           Episode 11 of Ulysses : Sirens 

Bleary eyed by 5.30 AM, then the early daily swimmers began to arrive. A short dip in the "scrotumtightening sea" lots of chat, the Irish Times under one arm and and a carton a milk under the other. 

It was here 50 years ago that the pink sparkly ball was swept out to sea and rescued by a heroic local. Here, where we learned to swim and perfected the art of putting warm clothes onto damp limbs while gyrating under a towel. "Hmmph that fella!!" was all that was ever said about James Joyce. 

"...she saunters away, plump as a pampered pouter pigeon, humming the duet from Don Giovanni..."
Episode 15 of Ulysses : Circe

More from that jaunted jingling evening in the Night falls in Sandycove Gallery here 


Open heart, cold sea

I checked the sea temperature today. Not much more than 13/14 degrees centigrade anywhere in Ireland. This year the cold sea water was harder to bear. 

By the time we arrive in Kerry our friends are already a couple of weeks into the rhythm of twice daily swims. They glow from endorphins, icy water and warm wine. Dingle is their annual pilgrimage, and a sanctuary away from everything. 

As a brief respite from the awful summer, the sun appears. It calms the icy water and the waves in Coumenoule are a bit less terrifying. I tingle all over from a fair few dunkings and summer holiday happiness. 

On the way back I listen to John O'Donohue talking to Krista Tippett in a re-released interview from 2007. While I always found John hard to read, his lilting voice confirms so much tonight......

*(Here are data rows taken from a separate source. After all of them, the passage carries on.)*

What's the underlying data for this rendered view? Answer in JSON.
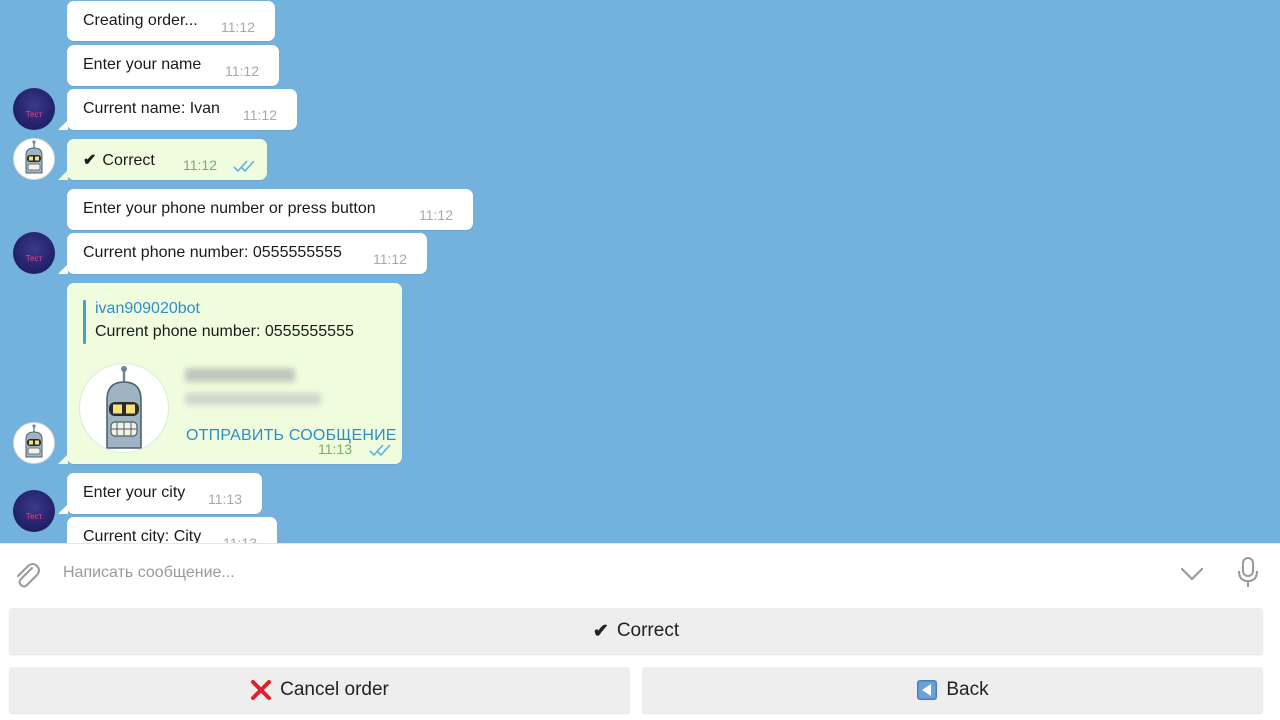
{
  "messages": [
    {
      "text": "Creating order...",
      "time": "11:12"
    },
    {
      "text": "Enter your name",
      "time": "11:12"
    },
    {
      "text": "Current name: Ivan",
      "time": "11:12"
    },
    {
      "text": "Correct",
      "time": "11:12"
    },
    {
      "text": "Enter your phone number or press button",
      "time": "11:12"
    },
    {
      "text": "Current phone number: 0555555555",
      "time": "11:12"
    },
    {
      "text": "Enter your city",
      "time": "11:13"
    },
    {
      "text": "Current city: City",
      "time": "11:13"
    }
  ],
  "avatars": {
    "bot_label": "Тест"
  },
  "contact_message": {
    "reply_name": "ivan909020bot",
    "reply_text": "Current phone number: 0555555555",
    "send_message_label": "ОТПРАВИТЬ СООБЩЕНИЕ",
    "time": "11:13"
  },
  "input": {
    "placeholder": "Написать сообщение..."
  },
  "keyboard": {
    "correct_label": "Correct",
    "cancel_label": "Cancel order",
    "back_label": "Back"
  },
  "colors": {
    "chat_bg": "#74b2de",
    "link": "#2f8ec4",
    "check": "#5fb3e0",
    "cancel": "#e0202a"
  },
  "icons": [
    "attach-icon",
    "chevron-down-icon",
    "microphone-icon",
    "double-check-icon",
    "check-mark-icon",
    "cross-icon",
    "back-arrow-icon"
  ]
}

"Well, I think it makes a huge difference when you wake in the morning and come out of your house. Whether you believe you are walking into dead geographical location, which is used to get to a destination, or whether you are emerging out into a landscape that is just as much, if not more, alive as you but in a totally different form. And if you go towards it with an open heart and a real watchful reverence, that you will be absolutely amazed at what it will reveal to you. And I think that that was one of the recognitions of the Celtic imagination: that landscape wasn't just matter, but that it was actually alive. What amazes me about landscape, landscape recalls you into a mindful mode of stillness, solitude, and silence where you can truly receive time."


A way of life

Clarissa Pinkola Estes posted a letter for her many fans last week.
 Her book Women who run with the wolves took 20 years and 42 rejection letters to find publication and become one of my all time inspirational books. In the letter she said....

"Stories are medicine. Medicine for the world. Heavy medicine carried by those who have the deep spiritual muscle to carry the medicine, in fact, persons are chosen. It is not a profession. It is a calling. It is not a bunch of images, symbols and 'stories.' It is a way of life."

Today the mousy little rabbit, settled into her usual spot and devoured her favourite flowers. Is being here photographing the ordinary and the everyday a calling? Is the creative process exercising a deep spiritual muscle? Have I been chosen to carry a heavy medicine for the world?

 There were a dozen other lives I almost lived. I'm not sure how I ended up being here instead of ambling down the city streets where I grew up. But here I am, and yes while I can't fully grasp "the calling" I know this is definitely a way of life, that I am home. 

Do you ever feel that you are living out your calling? Is your own practice more than "a bunch of images, symbols, and stories"? Is it your way of life?

This week's gallery is a collection called Inklings